Abstract: In this talk I will explore one of the most interesting current areas of overlap between Postcolonial and Indigenous STS: a shared concern with the problems posed and the opportunities offered by relativizing ontologies. The central issue may be explained quite simply. Imagine a disagreement between two groups. One explains a given event—the shaking of the earth, perhaps—by invoking the action of some Gods; the other insists on a ‘scientific’ explanation, pointing to the coming together of tectonic plates. Were we, as analysts, to adopt an epistemologically relativist position on this disagreement, we might suggest that both groups were really ‘talking about the same thing.’ That they, in fact, were simply offering competing representations of truths—beliefs—about the world. Such a position insists that only one world exists, however many understandings of that world there may be. As an alternative, scholars in both postcolonial and Indigenous STS have proposed that it is the ontological and not the epistemological that needs to be relativized: that the problem lies in assuming that ‘we’ all share a single world. Instead of a universe, some have argued, we inhabit a pluriverse. Is the pluriverse a solution, however, or does it pose its own set of problems, both practical and political?  


Nora Boyd, December 9, 3:35 pm

Philosophy, Siena College

 Minnesota Center for Philosophy of Science logo

MCPS Lecture

Title: Calibrating Cosmic Dawn Instruments
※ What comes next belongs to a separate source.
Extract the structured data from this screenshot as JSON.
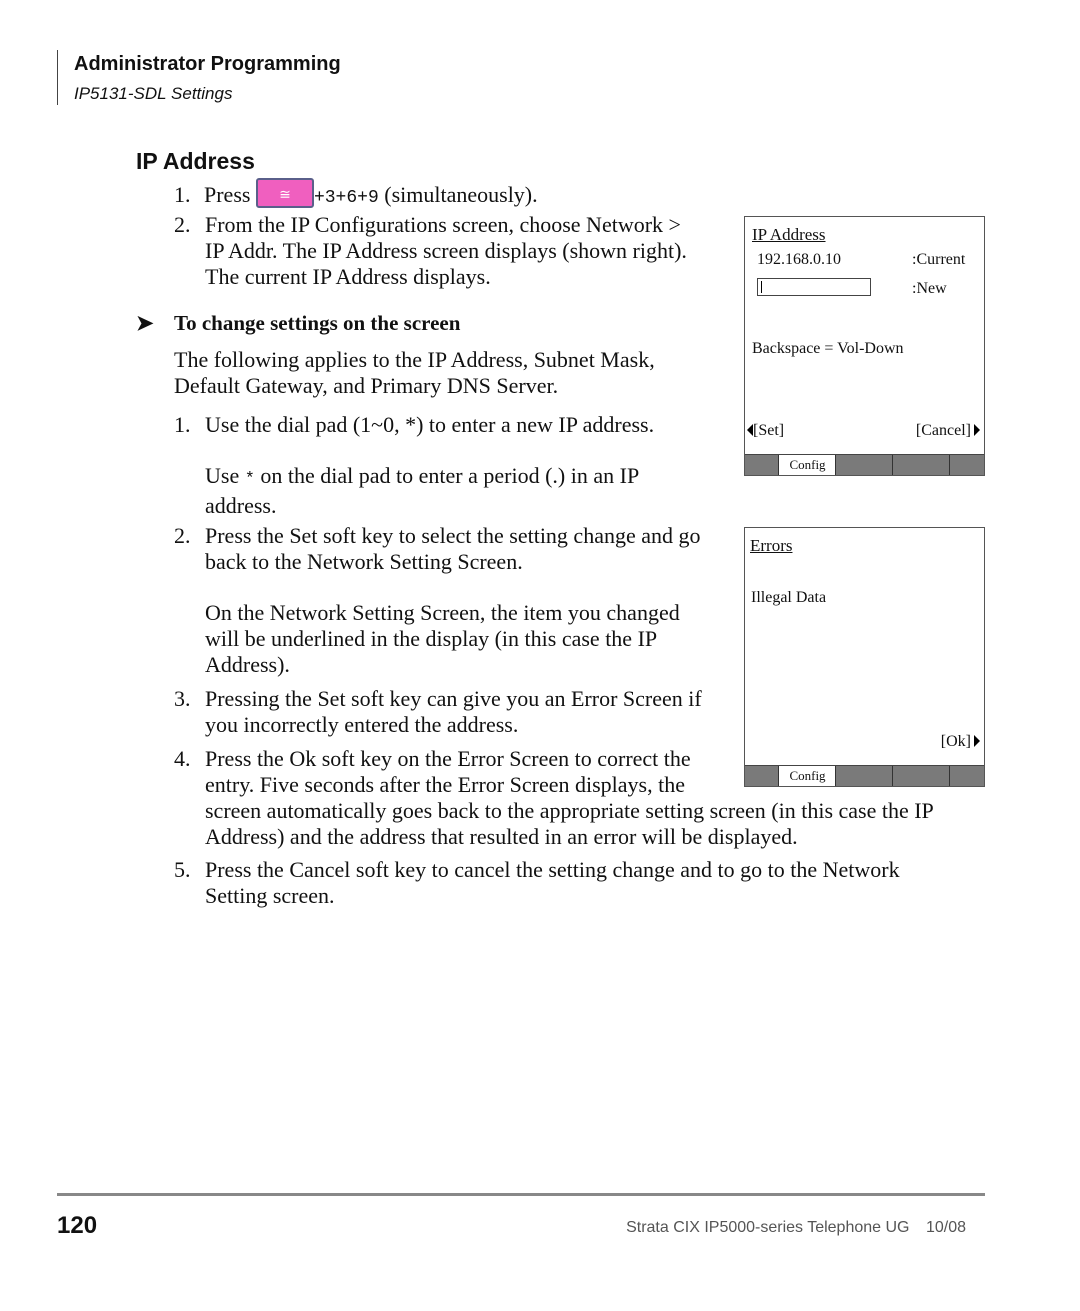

Abstract: This talk explores the epistemology of empirical science in a difficult epistemic context: the study of the
‘cosmic dawn’ via the faint signal from neutral hydrogen during the birth of the first stars in our universe.
Calibration plays a crucial epistemic role in that it truncates the ‘experimenters’ regress’. Especially when
investigating new phenomena, scientists often rely on surrogate signals to calibrate their instruments and thereby
help justify their results. I evaluate a Bayesian proposal in cosmic dawn research to largely sidestep surrogates and
lump calibration parameters together with other unknowns, thereby apparently erasing the distinctive epistemic role
of calibration.